A Look into Ukraine

Ukrainians are fighting to save their country while the world watches.

George Nicks

On Feb. 24, Russia launched an all-out invasion of Ukraine by land, air and sea. 

The roots of the war began when the Ukrainian people protested their corrupt government and began to demand reform in 2014, which would lead to ousting of the Russian-controlled oligarchy and gradual democratization of the country. 

Russia was threatened by the sudden change and began to support rebellions in eastern Ukraine. Later that year, disguised Russian soldiers staged a rebellion in Crimea, a strategically important peninsula, claiming that it had wrongly been given to Ukraine by the Soviet Union. 

War erupted in the East as Russian-backed militants seized parts of the Donbas region. Fighting there continues to the current invasion. 

Putin has given several reasons for the invasion. To the West, he has primarily enforced the narrative that NATO is a threat to Russia, and by moving into Ukraine, they are attacking his sovereignty. To his own people, he has weaved a narrative that the West installed a far-right dictatorship in Ukraine and that Russia has to save their brethren in Ukraine from the West. 

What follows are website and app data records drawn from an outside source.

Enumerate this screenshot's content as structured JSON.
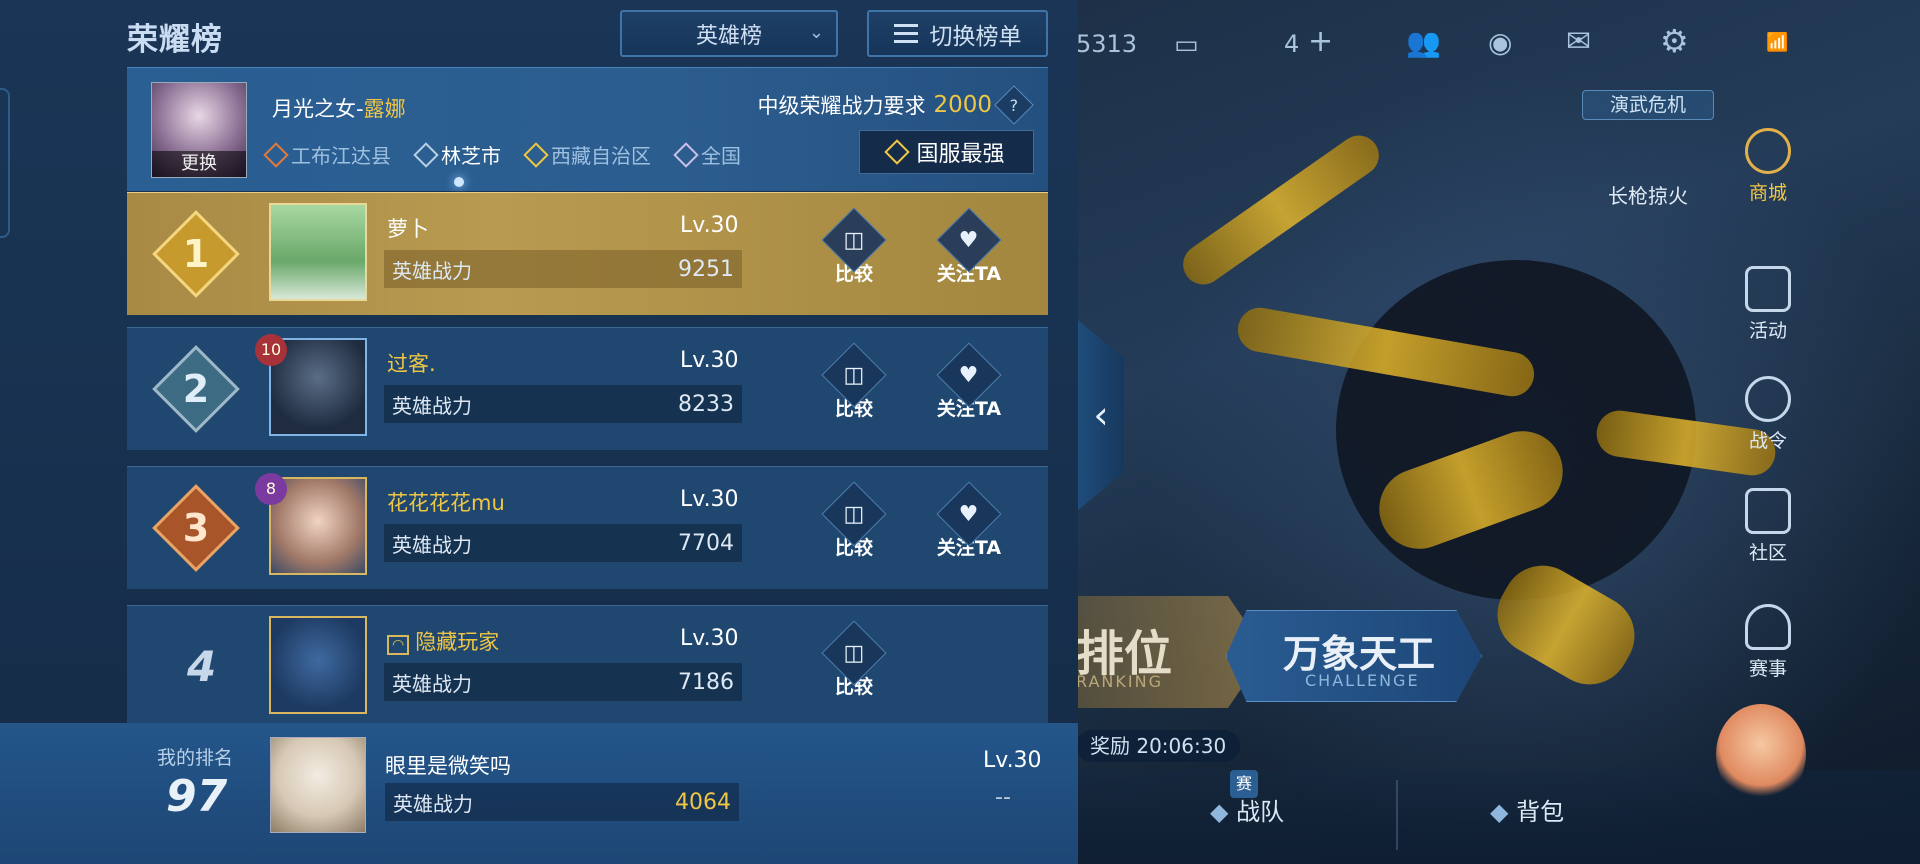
{
  "panel": {
    "title": "荣耀榜",
    "dropdown_value": "英雄榜",
    "switch_label": "切换榜单"
  },
  "hero": {
    "name_prefix": "月光之女-",
    "name_hero": "露娜",
    "change_label": "更换",
    "requirement_label": "中级荣耀战力要求",
    "requirement_value": "2000",
    "help_glyph": "?",
    "regions": [
      "工布江达县",
      "林芝市",
      "西藏自治区",
      "全国"
    ],
    "active_region_index": 1,
    "strongest_label": "国服最强"
  },
  "rows": [
    {
      "rank": "1",
      "name": "萝卜",
      "level": "Lv.30",
      "power_label": "英雄战力",
      "power": "9251",
      "compare": "比较",
      "follow": "关注TA",
      "name_color": "white"
    },
    {
      "rank": "2",
      "name": "过客.",
      "level": "Lv.30",
      "power_label": "英雄战力",
      "power": "8233",
      "compare": "比较",
      "follow": "关注TA",
      "avatar_badge": "10",
      "name_color": "yellow"
    },
    {
      "rank": "3",
      "name": "花花花花mu",
      "level": "Lv.30",
      "power_label": "英雄战力",
      "power": "7704",
      "compare": "比较",
      "follow": "关注TA",
      "avatar_badge": "8",
      "name_color": "yellow"
    },
    {
      "rank": "4",
      "name": "隐藏玩家",
      "level": "Lv.30",
      "power_label": "英雄战力",
      "power": "7186",
      "compare": "比较",
      "name_color": "yellow"
    }
  ],
  "my_rank": {
    "label": "我的排名",
    "rank": "97",
    "name": "眼里是微笑吗",
    "level": "Lv.30",
    "power_label": "英雄战力",
    "power": "4064",
    "extra": "--"
  },
  "lobby": {
    "currency_partial": "5313",
    "add_count": "4",
    "event_tag": "演武危机",
    "event_name": "长枪掠火",
    "right_menu": [
      "商城",
      "活动",
      "战令",
      "社区",
      "赛事"
    ],
    "rank_title": "排位",
    "rank_sub": "RANKING",
    "challenge_title": "万象天工",
    "challenge_sub": "CHALLENGE",
    "reward_prefix": "奖励",
    "reward_timer": "20:06:30",
    "bottom_tabs": [
      "战队",
      "背包"
    ],
    "sai_badge": "赛",
    "collapse_glyph": "‹"
  },
  "colors": {
    "accent_gold": "#f0c645",
    "panel_bg": "#17304e",
    "gold_row": "#b99a50",
    "rank2": "#9fb8c8",
    "rank3": "#c8763a"
  }
}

While these are lies, they may reflect the reality Putin sees. He regards the U.S. and NATO as the main drivers of democracy in Ukraine, not the Ukrainian people. 

Because he relied on the Ukrainians to be apathetic to his invasion, he thought he could overwhelm them without significant resistance. This was wrong, and is why many believe he’s already lost the war. While logistical issues and a surprisingly competent Ukrainian military have slowed the Russian advance, the main problem for Putin is that he’s facing an enemy far more determined than he thought. 

He may take Kyiv and occupy the country, but Russia cannot fight a war forever, and as long as Russia tries to control Ukraine they will continue fighting. To the shock of both the West and Russia, Ukrainians have shown an unbreakable will to resist. Kharkiv, a city Russia expected to take within days, has continued to hold out even as bombing and shelling ramp up. 

The Ukrainian army has surged in size, and Russian troops have stalled on all fronts. 

From the last stand at Snake Island, the Ghost of Kyiv, and Vitaliy Volodymyrovych Skakun’s self-sacrifice to blow up a bridge to stop the Russian advance, stories of Ukrainian resistance have become known across the world. 

Protests are what initially planted the seed for the war, and they might be what ends it. 

There has been an out swelling of support in the West as thousands have marched to demand stronger sanctions. 

Online the Hacker Collective Anonymous declared cyberwar on Russia and has carried out cyberattacks, hijacking government websites and state television, leaking classified information, and disrupting Russian propaganda. Massive demonstrations in Berlin have helped push its initially reluctant government to act. 

However, the most surprising and meaningful are acts of protest in Russia. Facing long sentences, torture, and reprisals, thousands have taken to the streets to protest the war in Russia. 

While many in Russia believe the Kremlin’s story of rescuing Ukraine from the West and Nazis, a growing number do not. And as the war continues and Putin gets more desperate, the gap between the reality on the ground and the official story widens. Ukraine is determined to fight to the bitter end, and it seems if the war continues, Russians may not.